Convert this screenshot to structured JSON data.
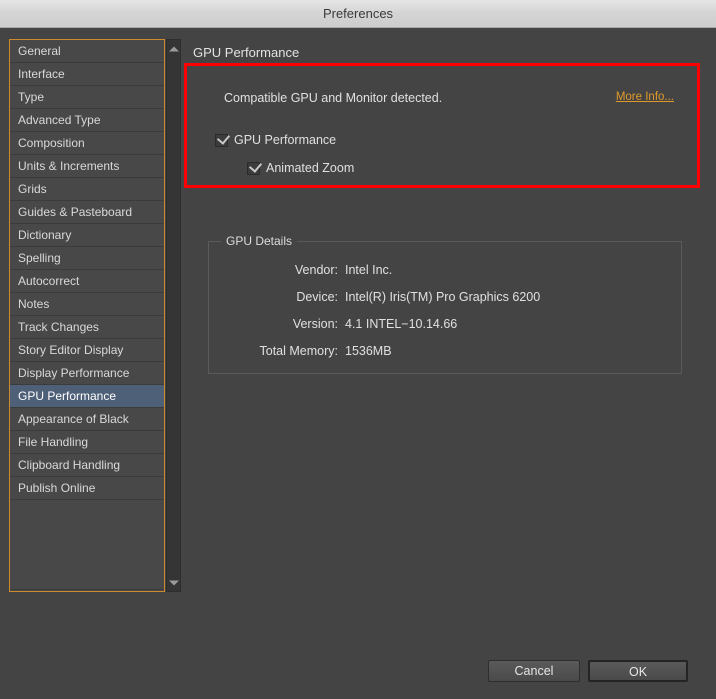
{
  "window": {
    "title": "Preferences"
  },
  "sidebar": {
    "items": [
      {
        "label": "General",
        "selected": false
      },
      {
        "label": "Interface",
        "selected": false
      },
      {
        "label": "Type",
        "selected": false
      },
      {
        "label": "Advanced Type",
        "selected": false
      },
      {
        "label": "Composition",
        "selected": false
      },
      {
        "label": "Units & Increments",
        "selected": false
      },
      {
        "label": "Grids",
        "selected": false
      },
      {
        "label": "Guides & Pasteboard",
        "selected": false
      },
      {
        "label": "Dictionary",
        "selected": false
      },
      {
        "label": "Spelling",
        "selected": false
      },
      {
        "label": "Autocorrect",
        "selected": false
      },
      {
        "label": "Notes",
        "selected": false
      },
      {
        "label": "Track Changes",
        "selected": false
      },
      {
        "label": "Story Editor Display",
        "selected": false
      },
      {
        "label": "Display Performance",
        "selected": false
      },
      {
        "label": "GPU Performance",
        "selected": true
      },
      {
        "label": "Appearance of Black",
        "selected": false
      },
      {
        "label": "File Handling",
        "selected": false
      },
      {
        "label": "Clipboard Handling",
        "selected": false
      },
      {
        "label": "Publish Online",
        "selected": false
      }
    ],
    "scrollbar": {
      "up_arrow": "scroll-up-arrow",
      "down_arrow": "scroll-down-arrow"
    }
  },
  "panel": {
    "title": "GPU Performance",
    "status_message": "Compatible GPU and Monitor detected.",
    "more_info_label": "More Info...",
    "checkboxes": [
      {
        "label": "GPU Performance",
        "checked": true
      },
      {
        "label": "Animated Zoom",
        "checked": true
      }
    ]
  },
  "details": {
    "legend": "GPU Details",
    "rows": [
      {
        "label": "Vendor:",
        "value": "Intel Inc."
      },
      {
        "label": "Device:",
        "value": "Intel(R) Iris(TM) Pro Graphics 6200"
      },
      {
        "label": "Version:",
        "value": "4.1 INTEL−10.14.66"
      },
      {
        "label": "Total Memory:",
        "value": "1536MB"
      }
    ]
  },
  "footer": {
    "cancel_label": "Cancel",
    "ok_label": "OK"
  },
  "colors": {
    "window_background": "#444444",
    "selection_blue": "#4e5f78",
    "focus_orange": "#d08a2e",
    "link_orange": "#e09a2b",
    "highlight_red": "#ff0000"
  }
}
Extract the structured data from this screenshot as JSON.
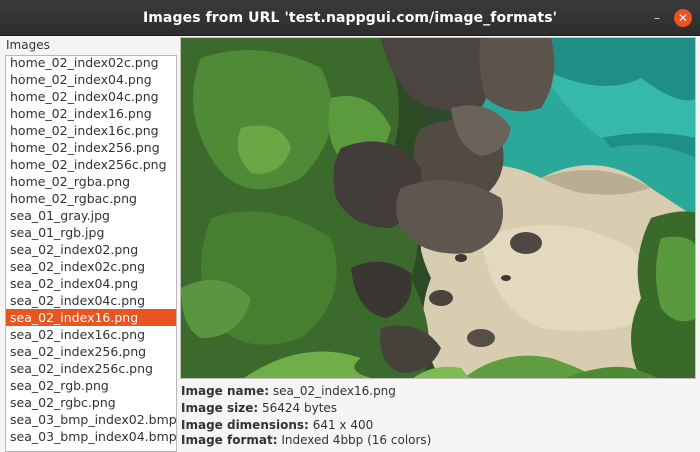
{
  "window": {
    "title": "Images from URL 'test.nappgui.com/image_formats'"
  },
  "list": {
    "label": "Images",
    "items": [
      "home_02_index02c.png",
      "home_02_index04.png",
      "home_02_index04c.png",
      "home_02_index16.png",
      "home_02_index16c.png",
      "home_02_index256.png",
      "home_02_index256c.png",
      "home_02_rgba.png",
      "home_02_rgbac.png",
      "sea_01_gray.jpg",
      "sea_01_rgb.jpg",
      "sea_02_index02.png",
      "sea_02_index02c.png",
      "sea_02_index04.png",
      "sea_02_index04c.png",
      "sea_02_index16.png",
      "sea_02_index16c.png",
      "sea_02_index256.png",
      "sea_02_index256c.png",
      "sea_02_rgb.png",
      "sea_02_rgbc.png",
      "sea_03_bmp_index02.bmp",
      "sea_03_bmp_index04.bmp"
    ],
    "selected": "sea_02_index16.png"
  },
  "info": {
    "name_label": "Image name:",
    "name_value": "sea_02_index16.png",
    "size_label": "Image size:",
    "size_value": "56424 bytes",
    "dims_label": "Image dimensions:",
    "dims_value": "641 x 400",
    "format_label": "Image format:",
    "format_value": "Indexed 4bbp (16 colors)"
  },
  "colors": {
    "accent": "#e95420",
    "titlebar": "#2d2d2d"
  }
}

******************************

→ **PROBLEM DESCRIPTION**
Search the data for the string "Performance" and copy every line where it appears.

→ **EXERCISE OUTPUT**
        "label": "Display Performance",
        "label": "GPU Performance",
    "title": "GPU Performance",
        "label": "GPU Performance",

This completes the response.